I feel a little funny broaching the topic of the war in Iraq because I’m not sure that I’ve done anything to earn the right to weigh in substantively. It’s easy to approach such topics from an academic standpoint (and I’ve done so myself in a previous post on The Bourne Supremacy): issues are cut and dry, not confused by emotion, personal opinion or those sticky moral questions of right and wrong. Even when someone on the outside has the foresight to acknowledge things in shades of gray, theirs is still only a two-dimensional view. The following article about the U.S. death toll in Iraq published in the New York Times reminded me of the distance that always exists between writer and subject.

Only this time, things are a little different. Reporters Lizette Alvarez and Andrew Lehren didn’t take the usual route to mark the new U.S. death toll high in Iraq. Instead, the authors chose to focus upon four U.S. servicemen who died while on duty in Iraq. And rather than tell their stories for them, Alvarez and Lehren integrated the words of these men right into the body of their own report. This had two impacts: first, it was a painful and effective way of reminding the reader that although these guys were in some way speaking, their words were all that remained of them. And second, the integration of the men’s voices into the piece communicated the significance of the number 4000 in way that resonated so much more clearly than a traditional straight news story ever could.

I’m going to include an excerpt here, but I would really encourage you to read the story in its entirety. It’s incredibly powerful. The first paragraph is written by the reporters, the second is taken directly from Myspace and incorporated into the body of the news story.

For the soldiers in Iraq, reconciling Adhamiya with America was not always easy. One place was buried in garbage and gore and hopelessness. The other seemed unmoored from the war, fixated on the minutia of daily life and the hiccups of the famous. The media was content to indulge. …

I was amazed, truly dumbfounded wondering how we as Americans have sank so low. To all Americans I have but one phrase that helps me throughout my day of constant dangers and ever present death around the corner, “WHO THE [expletive] CARES!” Wow America, we have truly become a nation of self-absorbed retards. … This world has serious problems and it’s time for America to start addressing them.

Ryan Wood, Myspace blog, May 26, 2007

The other reason I’m struck by this particular story is that it reminded me again of the ways that our social, cultural, and educational landscape is rapidly changing. I have spent the past couple of weeks preparing for a presentation on integrating blogs into the language arts classroom. As far as my content area goes, this is kind-of a no-brainer: I teach writing, blogs are a vehicle for just that. But they would hardly be worth going to all the trouble of using if they were little more than journals.

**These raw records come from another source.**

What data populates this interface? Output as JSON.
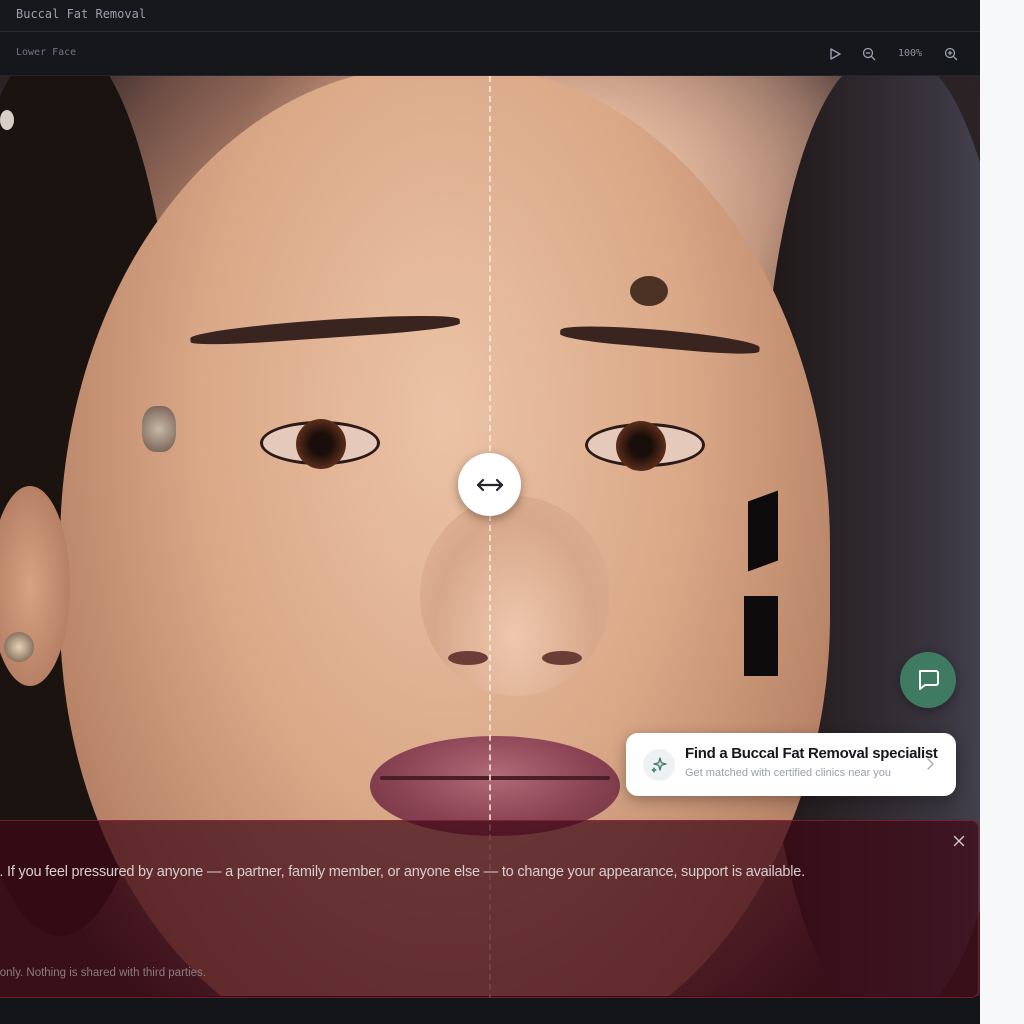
{
  "app": {
    "title": "Buccal Fat Removal"
  },
  "toolbar": {
    "region_label": "Lower Face",
    "zoom": "100%",
    "icons": [
      "play-icon",
      "zoom-out-icon",
      "zoom-in-icon"
    ]
  },
  "compare": {
    "handle_icon": "left-right-arrow-icon",
    "split_position": 0.5
  },
  "chat": {
    "icon": "chat-bubble-icon",
    "color": "#3f7a62"
  },
  "specialist_card": {
    "title": "Find a Buccal Fat Removal specialist",
    "subtitle": "Get matched with certified clinics near you",
    "icon": "sparkles-icon"
  },
  "notice": {
    "message": "oice. If you feel pressured by anyone — a partner, family member, or anyone else — to change your appearance, support is available.",
    "privacy": "only. Nothing is shared with third parties.",
    "close_icon": "close-icon",
    "color": "#3e0816"
  }
}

What makes blogs blogs, so to speak, is the ease with which they allow the writer to synthesize ideas from various sources and provide a digital record of that thought process through links.

What does any of this have to do with a news story on U.S. death toll caused by the Iraq War? The reporters supplemented their story with excerpts taken from texts written by the soldiers themselves, including letters, emails, and Myspace. The Myspace accounts written by the soldiers are particularly interesting because they mark a dramatic shift in the way we communicate and receive information. Previously a soldier’s personal thoughts on the war would have been known only to those people close to him, but with the advent of Myspace, those opinions are accessible to anyone with a computer. In this particular instance, they have been transcribed from Myspace into the body of news article published on the New York Times.

Before Myspace, could this have been accomplished in another way? Certainly. The reporters might have interviewed Specialist Wood and then integrated his comments into their news story. However, Woods’s words are especially poignant this time because he can no longer share his thoughts with the reporters personally.

Besides the tremendous emotion and power that the soldiers’s words carry, what strikes me most about Alvarez and Lehren’s choice to include block quotes from the soldiers themselves is the way that they are mimicking the way that Web 2.0 has revolutionized the web in their print news story. I applaud their choice because I think it makes for interesting reading, and as an educator I must also take note of the way that the digital revolution is changing the way information is exchanged, even in print.